Introduction: At present, there is limited data on the risks, disparity, and outcomes for COVID-19 in patients with dementia in the United States.
Methods: This is a retrospective case-control analysis of patient electronic health records (EHRs) of 61.9 million adult and senior patients (age ≥ 18 years) in the United States up to August 21, 2020.
Results: Patients with dementia were at increased risk for COVID-19 compared to patients without dementia (adjusted odds ratio [AOR]: 2.00 [95% confidence interval (CI), 1.94-2.06], P < .001), with the strongest effect for vascular dementia (AOR: 3.17 [95% CI, 2.97-3.37], P < .001), followed by presenile dementia (AOR: 2.62 [95% CI, 2.28-3.00], P < .001), Alzheimer's disease (AOR: 1.86 [95% CI, 1.77-1.96], P < .001), senile dementia (AOR: 1.99 [95% CI, 1.86-2.13], P < .001) and post-traumatic dementia (AOR: 1.67 [95% CI, 1.51-1.86] P < .001). Blacks with dementia had higher risk of COVID-19 than Whites (AOR: 2.86 [95% CI, 2.67-3.06], P < .001). The 6-month mortality and hospitalization risks in patients with dementia and COVID-19 were 20.99% and 59.26%, respectively.
Discussion: These findings highlight the need to protect patients with dementia as part of the strategy to control the COVID-19 pandemic.

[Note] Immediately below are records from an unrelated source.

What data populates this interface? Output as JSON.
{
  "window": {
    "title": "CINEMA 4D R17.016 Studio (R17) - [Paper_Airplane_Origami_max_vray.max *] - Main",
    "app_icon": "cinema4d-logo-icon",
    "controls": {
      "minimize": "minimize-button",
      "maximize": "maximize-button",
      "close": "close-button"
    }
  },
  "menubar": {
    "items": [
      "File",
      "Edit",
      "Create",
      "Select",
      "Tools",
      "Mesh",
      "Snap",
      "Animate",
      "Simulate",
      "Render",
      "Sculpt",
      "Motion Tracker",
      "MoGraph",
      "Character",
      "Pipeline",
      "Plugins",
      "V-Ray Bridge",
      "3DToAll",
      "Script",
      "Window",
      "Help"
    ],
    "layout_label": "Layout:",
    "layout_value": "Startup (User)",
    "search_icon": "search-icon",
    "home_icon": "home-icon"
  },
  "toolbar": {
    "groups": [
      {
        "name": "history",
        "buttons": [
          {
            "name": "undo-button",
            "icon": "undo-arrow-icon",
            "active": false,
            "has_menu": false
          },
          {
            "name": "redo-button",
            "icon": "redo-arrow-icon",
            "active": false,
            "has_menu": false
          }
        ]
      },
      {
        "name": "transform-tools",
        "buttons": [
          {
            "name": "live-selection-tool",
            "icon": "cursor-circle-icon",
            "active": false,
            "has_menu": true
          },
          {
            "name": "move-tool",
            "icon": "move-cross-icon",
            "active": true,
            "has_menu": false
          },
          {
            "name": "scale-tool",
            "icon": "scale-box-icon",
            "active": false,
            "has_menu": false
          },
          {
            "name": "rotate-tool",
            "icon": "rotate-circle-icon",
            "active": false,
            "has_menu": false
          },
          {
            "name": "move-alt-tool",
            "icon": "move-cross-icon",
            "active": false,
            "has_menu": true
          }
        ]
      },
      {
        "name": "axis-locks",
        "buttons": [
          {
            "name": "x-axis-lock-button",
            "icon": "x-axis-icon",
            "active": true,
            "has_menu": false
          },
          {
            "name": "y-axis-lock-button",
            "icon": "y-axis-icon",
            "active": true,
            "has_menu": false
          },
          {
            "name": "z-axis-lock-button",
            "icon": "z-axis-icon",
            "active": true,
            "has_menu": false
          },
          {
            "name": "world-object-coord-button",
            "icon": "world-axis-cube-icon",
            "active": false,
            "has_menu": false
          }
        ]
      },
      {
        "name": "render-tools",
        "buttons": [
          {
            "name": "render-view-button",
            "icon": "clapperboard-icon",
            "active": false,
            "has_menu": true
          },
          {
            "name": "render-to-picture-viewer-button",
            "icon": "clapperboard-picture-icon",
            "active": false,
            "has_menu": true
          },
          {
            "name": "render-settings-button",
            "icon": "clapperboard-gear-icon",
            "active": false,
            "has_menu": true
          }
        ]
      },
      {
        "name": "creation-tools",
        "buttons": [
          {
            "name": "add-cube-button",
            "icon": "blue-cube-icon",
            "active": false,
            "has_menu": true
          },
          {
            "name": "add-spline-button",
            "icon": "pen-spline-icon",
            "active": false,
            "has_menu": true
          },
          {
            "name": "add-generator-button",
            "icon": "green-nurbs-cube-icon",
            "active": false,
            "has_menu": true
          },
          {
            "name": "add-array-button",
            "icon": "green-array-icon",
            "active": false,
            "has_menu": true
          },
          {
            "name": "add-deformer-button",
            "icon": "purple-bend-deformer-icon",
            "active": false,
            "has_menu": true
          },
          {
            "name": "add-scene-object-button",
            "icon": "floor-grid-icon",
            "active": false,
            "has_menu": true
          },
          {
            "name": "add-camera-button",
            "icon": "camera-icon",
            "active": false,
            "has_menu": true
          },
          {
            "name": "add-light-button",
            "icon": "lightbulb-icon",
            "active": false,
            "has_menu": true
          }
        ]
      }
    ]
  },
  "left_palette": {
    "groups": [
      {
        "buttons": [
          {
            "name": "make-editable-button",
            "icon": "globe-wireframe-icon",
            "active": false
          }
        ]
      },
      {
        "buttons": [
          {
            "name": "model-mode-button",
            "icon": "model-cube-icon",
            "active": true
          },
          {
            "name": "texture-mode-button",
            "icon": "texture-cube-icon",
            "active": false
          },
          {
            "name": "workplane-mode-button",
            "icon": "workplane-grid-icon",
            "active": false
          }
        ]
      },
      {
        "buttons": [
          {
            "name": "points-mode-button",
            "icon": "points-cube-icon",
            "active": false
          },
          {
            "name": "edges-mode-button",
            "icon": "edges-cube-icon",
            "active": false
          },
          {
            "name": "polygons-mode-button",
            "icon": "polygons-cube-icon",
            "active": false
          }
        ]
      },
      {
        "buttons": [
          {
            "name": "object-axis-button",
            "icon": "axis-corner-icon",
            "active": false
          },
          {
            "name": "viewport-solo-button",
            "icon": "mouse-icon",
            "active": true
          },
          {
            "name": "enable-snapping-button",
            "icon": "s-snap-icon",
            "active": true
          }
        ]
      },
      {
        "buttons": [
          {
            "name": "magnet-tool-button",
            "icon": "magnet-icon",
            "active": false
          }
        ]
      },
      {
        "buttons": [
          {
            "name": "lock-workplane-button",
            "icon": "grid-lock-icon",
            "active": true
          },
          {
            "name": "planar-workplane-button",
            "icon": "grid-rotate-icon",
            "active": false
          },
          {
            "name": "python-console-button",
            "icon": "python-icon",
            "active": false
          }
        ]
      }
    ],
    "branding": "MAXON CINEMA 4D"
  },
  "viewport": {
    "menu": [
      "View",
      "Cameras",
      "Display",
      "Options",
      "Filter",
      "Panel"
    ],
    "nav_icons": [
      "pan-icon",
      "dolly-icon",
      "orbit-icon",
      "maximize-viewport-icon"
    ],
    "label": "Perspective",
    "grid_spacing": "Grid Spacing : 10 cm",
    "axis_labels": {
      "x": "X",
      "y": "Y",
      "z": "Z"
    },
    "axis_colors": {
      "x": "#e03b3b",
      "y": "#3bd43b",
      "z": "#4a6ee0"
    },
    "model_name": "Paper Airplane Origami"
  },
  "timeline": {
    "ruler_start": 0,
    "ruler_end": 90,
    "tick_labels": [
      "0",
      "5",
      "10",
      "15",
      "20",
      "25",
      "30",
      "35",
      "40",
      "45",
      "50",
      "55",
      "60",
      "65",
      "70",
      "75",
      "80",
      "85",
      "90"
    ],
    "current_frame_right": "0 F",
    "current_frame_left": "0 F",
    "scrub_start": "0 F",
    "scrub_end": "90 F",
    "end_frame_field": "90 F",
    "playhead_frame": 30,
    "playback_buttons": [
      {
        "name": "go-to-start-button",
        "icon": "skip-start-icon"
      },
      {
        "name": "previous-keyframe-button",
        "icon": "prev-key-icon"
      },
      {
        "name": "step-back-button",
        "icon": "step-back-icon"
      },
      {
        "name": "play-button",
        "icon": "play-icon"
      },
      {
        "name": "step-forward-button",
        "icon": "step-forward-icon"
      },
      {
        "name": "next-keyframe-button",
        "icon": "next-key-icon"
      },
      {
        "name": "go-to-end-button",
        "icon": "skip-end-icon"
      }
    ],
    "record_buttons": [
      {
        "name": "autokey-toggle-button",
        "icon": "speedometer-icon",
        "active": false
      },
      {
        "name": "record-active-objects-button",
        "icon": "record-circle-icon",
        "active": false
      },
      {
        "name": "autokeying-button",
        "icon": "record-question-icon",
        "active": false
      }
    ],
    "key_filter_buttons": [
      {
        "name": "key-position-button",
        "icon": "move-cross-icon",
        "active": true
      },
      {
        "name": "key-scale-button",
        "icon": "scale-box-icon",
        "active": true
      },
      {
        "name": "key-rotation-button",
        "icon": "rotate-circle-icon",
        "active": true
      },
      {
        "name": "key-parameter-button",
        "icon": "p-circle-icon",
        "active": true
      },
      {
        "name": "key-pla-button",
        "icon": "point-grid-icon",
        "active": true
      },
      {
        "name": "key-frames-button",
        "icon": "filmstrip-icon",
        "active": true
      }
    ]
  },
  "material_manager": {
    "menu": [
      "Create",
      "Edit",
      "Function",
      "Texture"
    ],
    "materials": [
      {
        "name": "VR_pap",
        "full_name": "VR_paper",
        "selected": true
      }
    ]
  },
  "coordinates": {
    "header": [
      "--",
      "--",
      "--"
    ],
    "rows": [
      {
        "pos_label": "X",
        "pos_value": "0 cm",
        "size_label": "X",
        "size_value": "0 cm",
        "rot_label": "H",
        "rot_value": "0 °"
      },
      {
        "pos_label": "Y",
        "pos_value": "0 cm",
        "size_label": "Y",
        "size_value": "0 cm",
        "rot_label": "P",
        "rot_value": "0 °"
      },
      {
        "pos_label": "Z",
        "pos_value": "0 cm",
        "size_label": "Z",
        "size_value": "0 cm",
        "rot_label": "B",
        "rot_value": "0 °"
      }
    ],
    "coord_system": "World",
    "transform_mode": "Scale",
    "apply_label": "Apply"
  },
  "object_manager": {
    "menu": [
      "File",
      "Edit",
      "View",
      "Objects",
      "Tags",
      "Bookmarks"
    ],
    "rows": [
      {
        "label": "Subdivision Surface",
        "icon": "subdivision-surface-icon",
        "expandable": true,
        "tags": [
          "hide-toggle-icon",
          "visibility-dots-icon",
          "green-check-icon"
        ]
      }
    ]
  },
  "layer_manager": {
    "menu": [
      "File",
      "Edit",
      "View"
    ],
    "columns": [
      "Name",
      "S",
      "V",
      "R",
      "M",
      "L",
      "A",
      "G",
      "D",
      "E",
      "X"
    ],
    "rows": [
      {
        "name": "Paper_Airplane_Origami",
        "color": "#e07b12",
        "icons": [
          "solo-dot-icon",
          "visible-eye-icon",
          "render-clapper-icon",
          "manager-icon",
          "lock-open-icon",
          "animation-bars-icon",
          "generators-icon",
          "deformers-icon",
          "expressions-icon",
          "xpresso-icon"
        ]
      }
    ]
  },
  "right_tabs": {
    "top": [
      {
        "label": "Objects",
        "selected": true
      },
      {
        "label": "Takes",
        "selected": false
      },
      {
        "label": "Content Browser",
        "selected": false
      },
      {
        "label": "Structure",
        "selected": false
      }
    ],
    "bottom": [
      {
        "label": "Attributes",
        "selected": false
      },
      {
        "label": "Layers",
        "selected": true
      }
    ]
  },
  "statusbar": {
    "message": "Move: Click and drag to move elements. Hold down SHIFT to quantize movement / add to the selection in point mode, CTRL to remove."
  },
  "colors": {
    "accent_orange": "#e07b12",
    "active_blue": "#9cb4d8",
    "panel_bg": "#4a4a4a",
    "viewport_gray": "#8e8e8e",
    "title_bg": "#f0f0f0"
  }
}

Keywords: Alzheimer's disease; COVID-19; dementia; patient electronic health records.
© 2021 the Alzheimer's Association.